* Provided information
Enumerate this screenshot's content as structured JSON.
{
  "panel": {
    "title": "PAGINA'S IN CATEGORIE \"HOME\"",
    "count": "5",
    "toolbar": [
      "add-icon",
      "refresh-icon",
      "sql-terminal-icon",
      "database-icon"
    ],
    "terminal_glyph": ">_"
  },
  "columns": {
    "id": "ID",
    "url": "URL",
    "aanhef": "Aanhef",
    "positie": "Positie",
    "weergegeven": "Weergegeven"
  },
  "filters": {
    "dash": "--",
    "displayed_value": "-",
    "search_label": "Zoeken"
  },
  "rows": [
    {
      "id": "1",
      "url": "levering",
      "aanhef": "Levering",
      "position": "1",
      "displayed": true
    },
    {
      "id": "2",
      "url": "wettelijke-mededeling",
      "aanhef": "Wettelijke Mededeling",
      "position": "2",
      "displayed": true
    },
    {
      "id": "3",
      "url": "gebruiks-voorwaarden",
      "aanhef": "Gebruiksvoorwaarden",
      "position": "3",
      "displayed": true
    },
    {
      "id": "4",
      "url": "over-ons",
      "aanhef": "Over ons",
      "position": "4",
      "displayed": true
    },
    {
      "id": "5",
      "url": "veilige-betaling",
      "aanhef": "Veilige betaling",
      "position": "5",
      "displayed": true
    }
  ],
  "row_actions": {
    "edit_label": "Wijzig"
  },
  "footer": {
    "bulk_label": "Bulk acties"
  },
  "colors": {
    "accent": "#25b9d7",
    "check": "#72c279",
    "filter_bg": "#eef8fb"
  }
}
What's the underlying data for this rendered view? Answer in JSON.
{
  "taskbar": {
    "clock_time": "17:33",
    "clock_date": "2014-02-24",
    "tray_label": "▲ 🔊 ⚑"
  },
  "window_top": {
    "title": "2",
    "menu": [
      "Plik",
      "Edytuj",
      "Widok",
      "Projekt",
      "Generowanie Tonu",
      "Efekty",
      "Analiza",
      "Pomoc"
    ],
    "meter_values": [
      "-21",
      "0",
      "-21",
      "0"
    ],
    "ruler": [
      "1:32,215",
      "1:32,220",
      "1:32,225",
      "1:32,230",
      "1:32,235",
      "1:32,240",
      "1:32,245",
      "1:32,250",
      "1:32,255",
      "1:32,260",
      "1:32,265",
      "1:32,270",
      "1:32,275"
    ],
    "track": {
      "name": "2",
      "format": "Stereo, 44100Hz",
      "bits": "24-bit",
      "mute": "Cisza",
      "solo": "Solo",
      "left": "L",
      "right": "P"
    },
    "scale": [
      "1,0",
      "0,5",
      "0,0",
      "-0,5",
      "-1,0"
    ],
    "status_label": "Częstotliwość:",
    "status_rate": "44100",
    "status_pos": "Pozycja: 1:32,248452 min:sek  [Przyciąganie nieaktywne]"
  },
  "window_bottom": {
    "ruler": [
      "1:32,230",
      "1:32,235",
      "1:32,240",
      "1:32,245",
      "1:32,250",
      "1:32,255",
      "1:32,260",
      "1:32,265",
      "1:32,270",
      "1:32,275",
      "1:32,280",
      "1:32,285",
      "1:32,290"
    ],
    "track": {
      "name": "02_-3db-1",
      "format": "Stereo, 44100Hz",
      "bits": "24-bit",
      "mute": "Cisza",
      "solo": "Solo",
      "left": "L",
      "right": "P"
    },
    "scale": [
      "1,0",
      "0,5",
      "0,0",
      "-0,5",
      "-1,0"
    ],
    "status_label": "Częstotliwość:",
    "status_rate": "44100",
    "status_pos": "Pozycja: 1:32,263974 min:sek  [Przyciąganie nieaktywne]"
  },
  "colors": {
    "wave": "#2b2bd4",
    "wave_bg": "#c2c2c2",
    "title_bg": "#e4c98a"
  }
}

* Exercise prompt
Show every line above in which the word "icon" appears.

* Response box
      "add-icon",
      "refresh-icon",
      "sql-terminal-icon",
      "database-icon"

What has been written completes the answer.